Freedom!

The biggest difference this year is that Saffron does not appear to feel sick like she did last year, which is a huge relief.  She has been very much herself, and never stopped eating her grain and hay.  I have had her and the two sweet little girls in a nice large pen in the back of the greenhouse where they are surrounded by everyone else, but I know that is quite restrictive and I was as ready as Saffron for them to be released.  Her girls gained a pound since yesterday and are really full of beans, so after the worst of the rain today, I let them out into the big paddock world.  (The girls had not been gaining as well as they should have, although they have fared better than I expected).

Oh my gosh, those girls did not hesitate a moment!  They began running and jumping with all the rest of the little ones, and mama Saffron was standing in the middle of the action trying to keep them in her sights, calling to them the whole time.  They didn’t stray too far, but they are fast little imps and took great advantage of their new freedom.

If we could just get a nice stretch of weather at some point, they will really be tearing up the place and enjoying the days.  Nothing better than sitting with the girls on the rock pile, watching the action in the sun.  And in the meantime I will ponder whether Saffron should ever be bred again.  And so it goes on the farm.

Saffron’s day

Saffron and one of her girls

And so our last but not least girl, our herd queen Saffron, had her kids Thursday morning around 8 a.m.  It was a warm day, cloudy and a little breezy, but really pretty perfect all around!

Wednesday night as I was doing my midnight rounds, I found Saffron up in the paddock whining and crying, very softly.  I was a little alarmed, and couldn’t tell if she was talking to her babies and encouraging them to make an entrance already, or if she was upset at being alone up there!  The two other moms were in their jugs with their babies, and Peanut unfortunately doesn’t count as a real goat with the rest of the crowd, so for all intents and purposes, Saffron found herself on her own.  It was quite unusual, watching her walking slowly around the paddock under that bright moonlit sky.  She definitely had no signs of active labor, so I went in and got into bed but didn’t turn the light out so I would get up in another hour or two and check on her again.  Same thing going on at 2 a.m. as well!
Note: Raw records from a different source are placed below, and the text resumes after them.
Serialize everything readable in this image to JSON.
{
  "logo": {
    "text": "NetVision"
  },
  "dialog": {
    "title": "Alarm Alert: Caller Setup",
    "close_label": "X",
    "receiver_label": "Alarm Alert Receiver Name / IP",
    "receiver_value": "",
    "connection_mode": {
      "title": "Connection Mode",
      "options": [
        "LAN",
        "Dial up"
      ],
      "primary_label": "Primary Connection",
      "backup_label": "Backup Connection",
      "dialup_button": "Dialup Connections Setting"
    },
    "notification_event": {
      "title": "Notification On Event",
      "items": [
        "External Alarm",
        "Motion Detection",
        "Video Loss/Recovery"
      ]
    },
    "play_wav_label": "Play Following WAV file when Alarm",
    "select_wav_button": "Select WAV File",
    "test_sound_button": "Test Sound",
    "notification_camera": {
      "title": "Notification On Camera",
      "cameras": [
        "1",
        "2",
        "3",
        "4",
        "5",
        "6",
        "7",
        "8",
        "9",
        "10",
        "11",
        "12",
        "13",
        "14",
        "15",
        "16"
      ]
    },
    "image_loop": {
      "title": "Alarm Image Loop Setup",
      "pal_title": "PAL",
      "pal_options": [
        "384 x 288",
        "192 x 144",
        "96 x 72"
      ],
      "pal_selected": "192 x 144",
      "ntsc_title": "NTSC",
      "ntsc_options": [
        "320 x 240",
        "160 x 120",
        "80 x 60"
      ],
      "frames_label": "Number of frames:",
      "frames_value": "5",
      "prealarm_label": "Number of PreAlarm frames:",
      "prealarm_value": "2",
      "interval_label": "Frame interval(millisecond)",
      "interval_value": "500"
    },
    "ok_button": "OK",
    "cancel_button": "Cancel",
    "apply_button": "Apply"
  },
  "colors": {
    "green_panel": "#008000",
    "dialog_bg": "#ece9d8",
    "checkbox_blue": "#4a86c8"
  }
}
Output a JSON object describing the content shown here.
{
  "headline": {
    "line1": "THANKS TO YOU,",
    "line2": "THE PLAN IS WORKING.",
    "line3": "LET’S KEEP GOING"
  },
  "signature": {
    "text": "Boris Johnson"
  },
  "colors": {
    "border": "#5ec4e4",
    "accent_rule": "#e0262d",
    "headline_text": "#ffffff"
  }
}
Saffron’s girls

John checked on them around 4 and 6 a.m., so I headed up to chores about 7:30 on Thursday morning.  It was already comfortably warm, and Saffron was still doing the same thing.  Talking, crying and walking around!  She didn’t show any signs of wanting breakfast, though, so I knew she must be getting close.  And sure enough, while I sat in the greenhouse with the babies and moms, I was able to watch her on the little hill, pop that first doeling out.  She made quick work of getting that little girl dried off, and nursing, then her second doeling made her entrance a little under a half hour later.  I left them where they were for as long as I could, but the breeze was a little stiff and I didn’t want those babies to get chilled.  As I was carrying the doelings slowly toward the greenhouse, Saffron was frantically licking them both, and ended up washing my arms into the bargain!  She is such a good mama.

Bellies are full, time to nap!

And so our kidding year is closed now.  I am very grateful, and getting more sleep is a very good thing.  I am still sitting up around midnight wondering why I am awake, though!